Read useful information regarding loan against shares

Loan Against Shares

The main purpose of taking loans against shares is to preserve investment, apart from taking care of personal needs. People also resort to such a loan to meet their contingencies and get liquidity without actually selling the shares. It is advisable to take loan against equity (shares & debentures) only when you are expecting a certain sum of money a few months down the line and you need some funds in the interim. If you are reinvesting the loan amount, ensure that the benefits you derive are more than the cost you have to incur (which includes interest and processing fee). Carefully consider the risk involved in such a move.

Loan against shares is available in the form of an overdraft facility against the pledge of financial securities like shares/units/bonds. After you submit the loan application with all the share certificates and other relevant documents, a current account is opened in your name. You can then withdraw up to the amount sanctioned and interest will be charged only for the number of days you use the amount. The loan amount that can be sanctioned depends on two factors: the extent of funding on a particular stock and the price (called the base price) considered by the lender for calculating the value of the shares.

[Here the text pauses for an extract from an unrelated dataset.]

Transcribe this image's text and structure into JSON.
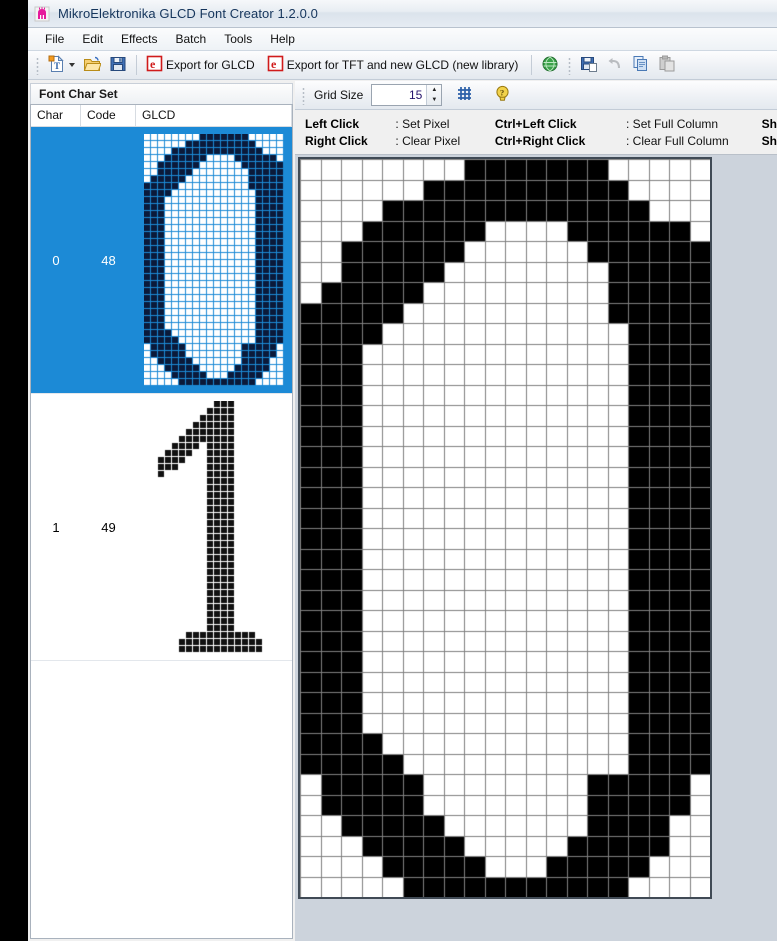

The Reserve Bank of India (RBI) allows banks to lend up to 75 per cent of the value of demat shares and 50 per cent of the value of physical shares. However, banks can, and do, fix their own limits with respect to the extent of funding within that range. Generally, demat shares get you a larger loan amount, in a much faster time, at lesser rate of interest and at smaller processing fee, than those in physical form. Every lender has an approved list of securities that he lends against and this list varies from one lender to the other. There are other conditions that lenders apply on equity loans.
Necessary Conditions
Documents Required

Shares in Demat Form
Shares in Physical Form
General Information